Ferring’s RBX2660 can be utilized by clinicians for patients with recurrent C diff.
Ferring Pharmaceuticals announced their fecal microbiota product, RBX2660 (Rebyota), is available for treatment in the United States.
“With the launch of Rebyota, Ferring is proud to offer an urgently needed new treatment option for adults suffering from the burden of recurrent C diff infection,” Brent Ragans, president, Ferring Pharmaceuticals US, said in a statement.
The availability of this new microbiota-based live biotherapeutic provides a novel treatment option for adults suffering from recurrent C diff (CDI) infection.
Back in November, the FDA approved this first ever fecal microbiota product, and was indicated in adult patients who have already completed an antibiotics regimen for recurrent CDI.
“Recurrent CDI impacts an individual’s quality of life and can also potentially be life-threatening,” Peter Marks, MD, PhD, director of the FDA’s Center for Biologics Evaluation and Research, said at the time. “As the first FDA-approved fecal microbiota product, today’s action represents an important milestone, as it provides an additional approved option to prevent recurrent CDI.”

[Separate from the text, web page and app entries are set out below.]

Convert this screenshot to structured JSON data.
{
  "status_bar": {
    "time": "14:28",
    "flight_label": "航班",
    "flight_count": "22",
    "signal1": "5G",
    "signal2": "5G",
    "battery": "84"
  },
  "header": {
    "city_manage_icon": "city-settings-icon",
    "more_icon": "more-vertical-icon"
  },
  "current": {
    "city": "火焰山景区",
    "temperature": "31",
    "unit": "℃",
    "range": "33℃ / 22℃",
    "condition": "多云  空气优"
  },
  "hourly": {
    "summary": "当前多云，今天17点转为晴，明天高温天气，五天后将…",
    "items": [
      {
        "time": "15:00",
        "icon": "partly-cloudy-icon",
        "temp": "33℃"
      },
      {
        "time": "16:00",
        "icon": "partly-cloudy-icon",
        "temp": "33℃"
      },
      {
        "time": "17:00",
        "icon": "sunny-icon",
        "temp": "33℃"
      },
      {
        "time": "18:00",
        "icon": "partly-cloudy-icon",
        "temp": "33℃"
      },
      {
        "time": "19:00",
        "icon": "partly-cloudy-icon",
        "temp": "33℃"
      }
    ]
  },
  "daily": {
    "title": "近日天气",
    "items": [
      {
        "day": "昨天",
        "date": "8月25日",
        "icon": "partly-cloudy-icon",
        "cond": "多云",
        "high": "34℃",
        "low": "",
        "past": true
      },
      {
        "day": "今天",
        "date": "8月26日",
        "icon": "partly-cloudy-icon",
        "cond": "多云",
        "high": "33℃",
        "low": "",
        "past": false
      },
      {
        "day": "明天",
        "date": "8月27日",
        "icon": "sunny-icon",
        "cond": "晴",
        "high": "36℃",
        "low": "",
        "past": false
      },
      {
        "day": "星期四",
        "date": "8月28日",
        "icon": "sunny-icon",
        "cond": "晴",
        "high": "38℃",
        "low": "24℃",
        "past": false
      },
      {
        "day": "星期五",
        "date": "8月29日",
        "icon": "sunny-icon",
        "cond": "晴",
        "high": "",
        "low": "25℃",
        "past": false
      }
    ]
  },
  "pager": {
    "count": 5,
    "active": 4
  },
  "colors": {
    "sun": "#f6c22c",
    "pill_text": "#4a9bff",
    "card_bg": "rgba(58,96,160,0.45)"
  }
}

In its product launch, Ferring has developed resources for both patients and clinicans.
For patients, the company is providinga variety of offerings, including co-pay and patient assistance programs, to allow for access to the therapy. Information about these programs is available from healthcare providers or at REBYOTA.com.
Ferring is offering educational programs as well as support programs for clinicians. The REBYOTA CONNECT program provides guidance to healthcare providers about access services, as well as information about co-pay and patient assistance programs. Information is available at REBYOTAHCP.com.
Gastroenterologist Paul Feuerstadt, MD, says medical science has been exploring a different, more holistic treatment approach for patients with recurrent CDI. He says patients experience a depletion of their microbiota after CDI treatment, and for some patients they struggle to grow it back. In these cases after the standard-of-care using antimicrobials, the use of a microbiota therapeutic may benefit these patients and help them to regain their own bacteria.
In this previous interview with Contagion, Feuerstadt talks about how clinicians can utilize this therapy.